hashl - Create database with partial file hashes, check if other files are in it
hashl [-fn] [-d dbfile] [-s read-size] action [args]
This manual documents hashl version 1.00
Copy all files in the current directory which are not in the database to newdir.
List all files which are already in the database. Scans either the current directory or directory.
List all files which are not in the database. Scans either the current directory or directory.
Add all files in directory (or the current directory) as "ignored" to the database. This means that hashl will save the file's hash and skip matching files for copy or find-new.
Show information on file (or the database, if file is not specified).
List all files and their hashes.
The list format is
hash size file.
If regex (a perl regular expression) is specifed, only matching files will be listed.
List all filenames, one file per line.
List ignored hashes.
Update or create hash database. Iterates over all files below the current directory.
Use dbfile instead of .hashl.db
For use with
hashl add: If there are ignored files in the directory,
unignore and add them.
Do not show progress information.
Most useful with
Change size of the part of each file which is hashed.
hashl hashes the first 4 MiB.
Note that this option only makes sense when using
hashl update to create a new database.
Print version information.
Unless an error occured, hashl will always return zero.
None, so far
Unknown. This is beta software.
First, create a database of your local files:
cd /media/videos; hashl update
Now, assume you have a (possibly slow) external share mounted at /tmp/mnt/ext. You do not want to copy all files to your disk and then use fdupes or similar to weed out the duplicates. Since you just used hashl to create a database with the hashes of the first 4MB of all your files, you can now use it to check if you (very probably) already have any remote file. For that, you only need to leech the first 4MB of every file on the share, and not the whole file. For example:
cd /tmp/mnt/ext; hashl copy /media/videos/incoming
Personally, I have all my videos on an external hard disk, which I usually do not carry with me. So, when I get new videos, I put them into ~/lib/videos on my netboo, and then later copy them to the external disk. Of course, it can always happen that I get a movie I already have, or forget to move something from ~/lib/videos to the external disk, especially since I also always have some stuff from the disk in ~/lib/videos.
However, I can use hashl to conveniently solve this issue.

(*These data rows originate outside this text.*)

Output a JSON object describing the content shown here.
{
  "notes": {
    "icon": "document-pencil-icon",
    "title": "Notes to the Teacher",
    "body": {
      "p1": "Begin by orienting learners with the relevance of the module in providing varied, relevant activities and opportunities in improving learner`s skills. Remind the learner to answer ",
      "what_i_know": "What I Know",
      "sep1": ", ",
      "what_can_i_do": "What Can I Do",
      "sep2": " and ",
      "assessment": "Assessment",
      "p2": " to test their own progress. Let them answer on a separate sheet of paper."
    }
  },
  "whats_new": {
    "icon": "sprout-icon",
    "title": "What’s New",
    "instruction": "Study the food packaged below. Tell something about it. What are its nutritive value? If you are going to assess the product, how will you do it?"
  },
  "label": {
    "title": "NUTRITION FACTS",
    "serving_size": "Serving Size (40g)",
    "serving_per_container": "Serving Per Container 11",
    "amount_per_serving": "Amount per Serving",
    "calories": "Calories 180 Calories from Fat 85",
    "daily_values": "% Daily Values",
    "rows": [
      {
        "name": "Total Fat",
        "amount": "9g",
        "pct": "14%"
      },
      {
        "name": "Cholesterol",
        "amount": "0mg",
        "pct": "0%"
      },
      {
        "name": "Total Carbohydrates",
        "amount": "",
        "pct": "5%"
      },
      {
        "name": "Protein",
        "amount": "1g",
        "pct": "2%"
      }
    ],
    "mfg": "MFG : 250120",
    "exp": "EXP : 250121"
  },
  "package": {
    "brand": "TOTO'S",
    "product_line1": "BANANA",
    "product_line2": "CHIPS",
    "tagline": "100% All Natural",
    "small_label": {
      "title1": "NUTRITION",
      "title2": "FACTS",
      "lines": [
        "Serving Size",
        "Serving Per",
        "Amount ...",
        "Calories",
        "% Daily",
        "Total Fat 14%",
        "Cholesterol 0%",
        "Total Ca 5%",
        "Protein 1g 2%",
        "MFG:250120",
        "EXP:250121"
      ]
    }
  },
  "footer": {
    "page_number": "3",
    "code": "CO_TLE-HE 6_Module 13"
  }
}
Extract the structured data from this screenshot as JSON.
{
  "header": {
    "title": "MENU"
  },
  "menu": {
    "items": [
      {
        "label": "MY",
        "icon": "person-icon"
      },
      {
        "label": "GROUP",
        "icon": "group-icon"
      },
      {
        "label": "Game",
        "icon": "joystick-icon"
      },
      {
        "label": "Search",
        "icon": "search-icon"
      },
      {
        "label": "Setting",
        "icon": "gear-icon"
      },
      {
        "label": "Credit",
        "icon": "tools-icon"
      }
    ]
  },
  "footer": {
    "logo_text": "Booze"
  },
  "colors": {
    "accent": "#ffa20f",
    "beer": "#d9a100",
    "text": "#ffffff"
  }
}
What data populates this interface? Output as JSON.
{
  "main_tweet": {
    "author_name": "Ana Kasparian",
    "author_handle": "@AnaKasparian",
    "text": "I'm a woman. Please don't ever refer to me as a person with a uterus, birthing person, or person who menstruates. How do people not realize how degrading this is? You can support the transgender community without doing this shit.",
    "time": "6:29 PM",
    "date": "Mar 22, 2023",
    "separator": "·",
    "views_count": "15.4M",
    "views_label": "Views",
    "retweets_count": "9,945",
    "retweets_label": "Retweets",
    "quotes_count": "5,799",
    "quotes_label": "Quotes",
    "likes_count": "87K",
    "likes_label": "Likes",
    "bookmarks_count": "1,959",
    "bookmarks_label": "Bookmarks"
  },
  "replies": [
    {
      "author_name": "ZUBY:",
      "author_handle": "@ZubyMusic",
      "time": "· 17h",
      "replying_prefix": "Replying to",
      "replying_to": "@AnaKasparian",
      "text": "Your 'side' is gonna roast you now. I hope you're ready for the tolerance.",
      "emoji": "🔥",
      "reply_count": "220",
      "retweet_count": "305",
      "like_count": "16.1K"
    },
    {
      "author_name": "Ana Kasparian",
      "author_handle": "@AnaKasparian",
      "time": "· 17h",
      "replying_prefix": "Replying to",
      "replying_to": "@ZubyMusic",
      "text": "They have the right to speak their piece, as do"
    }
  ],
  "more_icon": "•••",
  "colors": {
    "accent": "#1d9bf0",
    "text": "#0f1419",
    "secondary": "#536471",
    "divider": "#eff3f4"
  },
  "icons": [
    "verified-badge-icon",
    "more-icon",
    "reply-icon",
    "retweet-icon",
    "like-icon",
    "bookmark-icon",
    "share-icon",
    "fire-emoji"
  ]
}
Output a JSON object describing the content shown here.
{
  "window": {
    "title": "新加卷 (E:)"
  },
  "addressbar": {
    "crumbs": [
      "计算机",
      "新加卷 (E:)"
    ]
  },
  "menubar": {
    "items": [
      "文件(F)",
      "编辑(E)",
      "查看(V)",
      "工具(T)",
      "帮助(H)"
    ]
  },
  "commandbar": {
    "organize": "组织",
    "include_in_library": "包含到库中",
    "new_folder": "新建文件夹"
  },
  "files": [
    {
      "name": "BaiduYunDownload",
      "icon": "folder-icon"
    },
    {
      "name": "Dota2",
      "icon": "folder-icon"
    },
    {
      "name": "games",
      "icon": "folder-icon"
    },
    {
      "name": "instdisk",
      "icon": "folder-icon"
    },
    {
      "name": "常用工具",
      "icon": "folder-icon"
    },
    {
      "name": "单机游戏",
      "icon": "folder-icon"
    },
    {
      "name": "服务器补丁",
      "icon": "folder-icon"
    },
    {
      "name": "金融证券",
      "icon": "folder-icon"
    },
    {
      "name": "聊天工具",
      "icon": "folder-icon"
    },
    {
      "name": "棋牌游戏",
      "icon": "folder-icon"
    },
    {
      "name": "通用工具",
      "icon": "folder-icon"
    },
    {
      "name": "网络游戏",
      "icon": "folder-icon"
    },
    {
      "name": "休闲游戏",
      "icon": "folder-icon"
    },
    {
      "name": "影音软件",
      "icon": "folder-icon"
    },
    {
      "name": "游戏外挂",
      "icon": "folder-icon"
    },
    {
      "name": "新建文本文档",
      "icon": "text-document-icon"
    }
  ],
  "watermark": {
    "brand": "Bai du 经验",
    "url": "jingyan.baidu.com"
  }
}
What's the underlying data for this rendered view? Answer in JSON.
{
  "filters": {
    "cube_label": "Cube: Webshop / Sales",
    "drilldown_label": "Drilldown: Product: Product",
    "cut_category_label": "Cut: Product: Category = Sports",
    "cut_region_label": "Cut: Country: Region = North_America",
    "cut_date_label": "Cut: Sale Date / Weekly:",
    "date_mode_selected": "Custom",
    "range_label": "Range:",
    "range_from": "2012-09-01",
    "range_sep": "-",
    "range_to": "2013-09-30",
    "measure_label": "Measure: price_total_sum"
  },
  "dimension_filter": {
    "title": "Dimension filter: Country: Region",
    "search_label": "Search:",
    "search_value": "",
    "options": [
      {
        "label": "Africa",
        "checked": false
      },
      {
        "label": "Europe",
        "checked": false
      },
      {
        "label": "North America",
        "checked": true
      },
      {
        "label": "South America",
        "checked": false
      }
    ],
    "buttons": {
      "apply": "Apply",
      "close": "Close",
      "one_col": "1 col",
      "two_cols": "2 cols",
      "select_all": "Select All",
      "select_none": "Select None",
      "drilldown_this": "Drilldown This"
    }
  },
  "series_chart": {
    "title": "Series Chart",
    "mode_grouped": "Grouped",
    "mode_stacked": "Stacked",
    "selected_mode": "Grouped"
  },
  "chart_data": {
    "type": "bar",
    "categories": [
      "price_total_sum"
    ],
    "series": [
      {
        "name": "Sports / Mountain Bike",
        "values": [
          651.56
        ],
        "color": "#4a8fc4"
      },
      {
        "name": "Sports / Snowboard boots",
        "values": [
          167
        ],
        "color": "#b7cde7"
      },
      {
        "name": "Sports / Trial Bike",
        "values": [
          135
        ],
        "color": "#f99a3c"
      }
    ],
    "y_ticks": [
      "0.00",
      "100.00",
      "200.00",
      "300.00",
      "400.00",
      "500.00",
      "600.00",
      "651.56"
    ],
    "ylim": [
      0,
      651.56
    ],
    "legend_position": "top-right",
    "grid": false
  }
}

Run periodically:
cd /media/argon; hashl -d ~/lib/video/.argon update
Now, I always have a list of files on the external disk with me. When I get a new file:
hashl -d ~/lib/video/.argon new-file $file
And to find out which files are not on the external disk:
cd ~/lib/video; print -l **/*(.) | hashl -d .argon new-file
Copyright (C) 2010 by Daniel Friesel <email@example.com>
0. You just DO WHAT THE FUCK YOU WANT TO.